REQUIREMENT
If a record holds a picture, leave the picture out and print everything else exactly.

----------------------------------------

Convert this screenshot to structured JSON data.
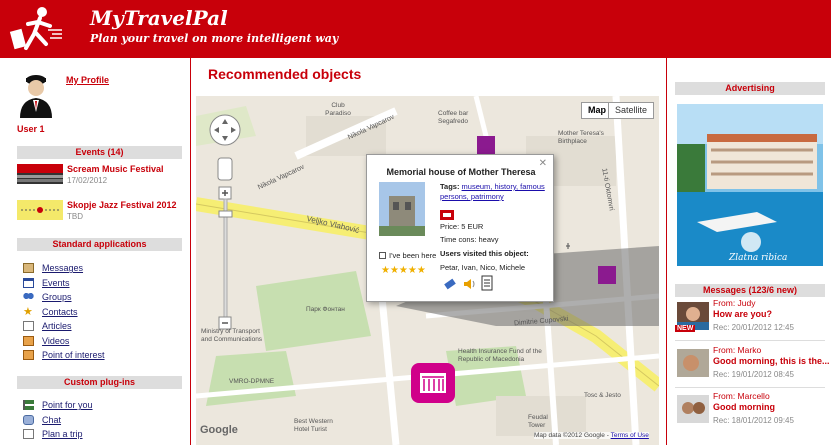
{
  "header": {
    "brand": "MyTravelPal",
    "tagline": "Plan your travel on more intelligent way"
  },
  "profile": {
    "link": "My Profile",
    "user": "User 1"
  },
  "events": {
    "heading": "Events (14)",
    "items": [
      {
        "title": "Scream Music  Festival",
        "date": "17/02/2012"
      },
      {
        "title": "Skopje Jazz Festival 2012",
        "date": "TBD"
      }
    ]
  },
  "standard_apps": {
    "heading": "Standard applications",
    "items": [
      {
        "label": "Messages",
        "icon": "envelope-icon"
      },
      {
        "label": "Events",
        "icon": "calendar-icon"
      },
      {
        "label": "Groups",
        "icon": "people-icon"
      },
      {
        "label": "Contacts",
        "icon": "star-contact-icon"
      },
      {
        "label": "Articles",
        "icon": "document-icon"
      },
      {
        "label": "Videos",
        "icon": "film-icon"
      },
      {
        "label": "Point of interest",
        "icon": "poi-icon"
      }
    ]
  },
  "custom_plugins": {
    "heading": "Custom plug-ins",
    "items": [
      {
        "label": "Point for you",
        "icon": "signpost-icon"
      },
      {
        "label": "Chat",
        "icon": "chat-icon"
      },
      {
        "label": "Plan a trip",
        "icon": "trip-icon"
      }
    ]
  },
  "main": {
    "title": "Recommended objects",
    "map": {
      "type_map": "Map",
      "type_satellite": "Satellite",
      "google": "Google",
      "attribution": "Map data ©2012 Google - ",
      "terms": "Terms of Use",
      "labels": {
        "club": "Club Paradiso",
        "street1": "Nikola Vapcarov",
        "street2": "Nikola Vapcarov",
        "street3": "Veljko Vlahović",
        "street4": "Dimitrie Cupovski",
        "street5": "11-ti Oktomvri",
        "coffee": "Coffee bar Segafredo",
        "mtbirth": "Mother Teresa's Birthplace",
        "ministry": "Ministry of Transport and Communications",
        "health": "Health Insurance Fund of the Republic of Macedonia",
        "vmro": "VMRO-DPMNE",
        "hotel": "Best Western Hotel Turist",
        "feudal": "Feudal Tower",
        "park": "Парк Фонтан",
        "tobos": "Tosc & Jesto"
      },
      "popup": {
        "title": "Memorial house of Mother Theresa",
        "tags_label": "Tags:",
        "tags": "museum, history, famous persons, patrimony",
        "price": "Price: 5 EUR",
        "time_cons": "Time cons: heavy",
        "users_label": "Users visited this object:",
        "users": "Petar, Ivan, Nico, Michele",
        "ive_been": "I've been here",
        "stars": "★★★★★"
      }
    }
  },
  "right": {
    "advertising": "Advertising",
    "messages_heading": "Messages (123/6 new)",
    "messages": [
      {
        "from": "From: Judy",
        "subject": "How are you?",
        "date": "Rec: 20/01/2012 12:45",
        "new": "NEW"
      },
      {
        "from": "From: Marko",
        "subject": "Good morning, this is the...",
        "date": "Rec: 19/01/2012 08:45"
      },
      {
        "from": "From: Marcello",
        "subject": "Good morning",
        "date": "Rec: 18/01/2012 09:45"
      }
    ]
  },
  "colors": {
    "brand_red": "#c8000a",
    "map_bg": "#ece7dd",
    "poi_purple": "#8b1a8f"
  }
}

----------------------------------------

REPLY
Convert this screenshot to structured JSON data.
{
  "header": {
    "brand": "MyTravelPal",
    "tagline": "Plan your travel on more intelligent way"
  },
  "profile": {
    "link": "My Profile",
    "user": "User 1"
  },
  "events": {
    "heading": "Events (14)",
    "items": [
      {
        "title": "Scream Music  Festival",
        "date": "17/02/2012"
      },
      {
        "title": "Skopje Jazz Festival 2012",
        "date": "TBD"
      }
    ]
  },
  "standard_apps": {
    "heading": "Standard applications",
    "items": [
      {
        "label": "Messages",
        "icon": "envelope-icon"
      },
      {
        "label": "Events",
        "icon": "calendar-icon"
      },
      {
        "label": "Groups",
        "icon": "people-icon"
      },
      {
        "label": "Contacts",
        "icon": "star-contact-icon"
      },
      {
        "label": "Articles",
        "icon": "document-icon"
      },
      {
        "label": "Videos",
        "icon": "film-icon"
      },
      {
        "label": "Point of interest",
        "icon": "poi-icon"
      }
    ]
  },
  "custom_plugins": {
    "heading": "Custom plug-ins",
    "items": [
      {
        "label": "Point for you",
        "icon": "signpost-icon"
      },
      {
        "label": "Chat",
        "icon": "chat-icon"
      },
      {
        "label": "Plan a trip",
        "icon": "trip-icon"
      }
    ]
  },
  "main": {
    "title": "Recommended objects",
    "map": {
      "type_map": "Map",
      "type_satellite": "Satellite",
      "google": "Google",
      "attribution": "Map data ©2012 Google - ",
      "terms": "Terms of Use",
      "labels": {
        "club": "Club Paradiso",
        "street1": "Nikola Vapcarov",
        "street2": "Nikola Vapcarov",
        "street3": "Veljko Vlahović",
        "street4": "Dimitrie Cupovski",
        "street5": "11-ti Oktomvri",
        "coffee": "Coffee bar Segafredo",
        "mtbirth": "Mother Teresa's Birthplace",
        "ministry": "Ministry of Transport and Communications",
        "health": "Health Insurance Fund of the Republic of Macedonia",
        "vmro": "VMRO-DPMNE",
        "hotel": "Best Western Hotel Turist",
        "feudal": "Feudal Tower",
        "park": "Парк Фонтан",
        "tobos": "Tosc & Jesto"
      },
      "popup": {
        "title": "Memorial house of Mother Theresa",
        "tags_label": "Tags:",
        "tags": "museum, history, famous persons, patrimony",
        "price": "Price: 5 EUR",
        "time_cons": "Time cons: heavy",
        "users_label": "Users visited this object:",
        "users": "Petar, Ivan, Nico, Michele",
        "ive_been": "I've been here",
        "stars": "★★★★★"
      }
    }
  },
  "right": {
    "advertising": "Advertising",
    "messages_heading": "Messages (123/6 new)",
    "messages": [
      {
        "from": "From: Judy",
        "subject": "How are you?",
        "date": "Rec: 20/01/2012 12:45",
        "new": "NEW"
      },
      {
        "from": "From: Marko",
        "subject": "Good morning, this is the...",
        "date": "Rec: 19/01/2012 08:45"
      },
      {
        "from": "From: Marcello",
        "subject": "Good morning",
        "date": "Rec: 18/01/2012 09:45"
      }
    ]
  },
  "colors": {
    "brand_red": "#c8000a",
    "map_bg": "#ece7dd",
    "poi_purple": "#8b1a8f"
  }
}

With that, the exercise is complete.